"Look at the work done in East Belfast where a new GAA team is formed. It’s open for all people in the community but we don’t feel the need to shout about it.
"You get people making comments about the project and at first glance, yes, 32m is a very considerable sum, but I’ve named other projects that are in the same situation.
"We have to look at the positive side. Casement would be a stadium for the whole of Ulster, all nine counties. Belfast is the second largest city in Ireland, and it’s unreal that we don’t have a GAA stadium.
"The benefits it would yield in tourism and breaking down barriers would be massive.
"It would be open to lots of community groups and, for me, it would be significant in breaking ground in the future.
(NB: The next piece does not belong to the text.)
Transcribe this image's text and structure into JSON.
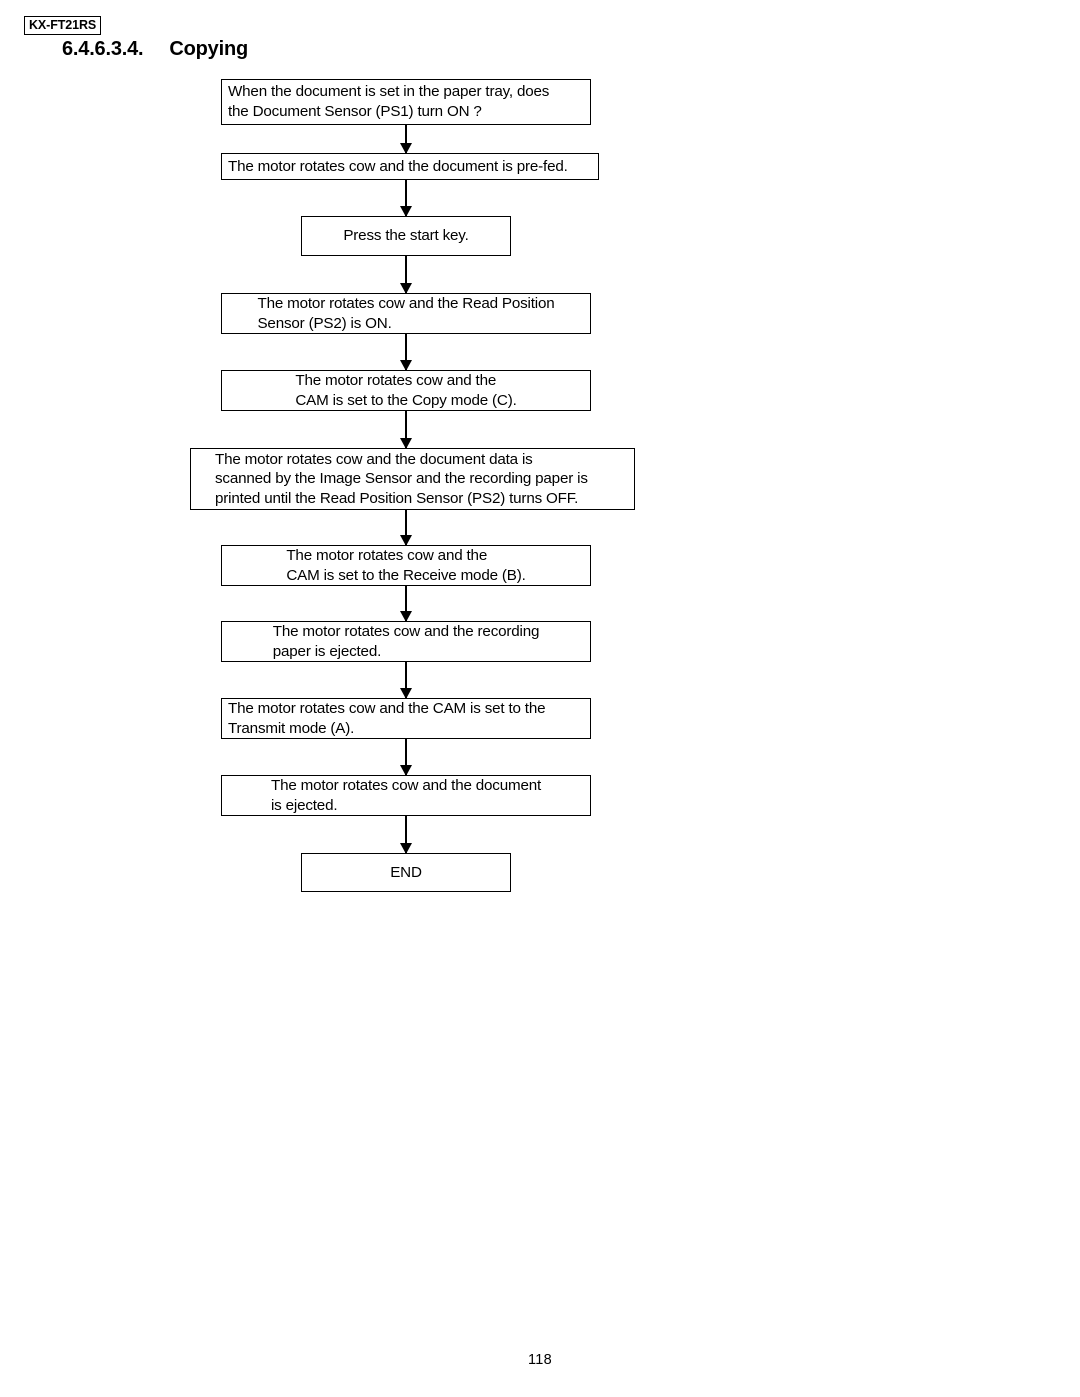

I think that, with the proper channels being navigated, it could be very likely you might see rugby or other events there.
"At some stage the stadium could be used for that which would be a real shot in the arm for the community."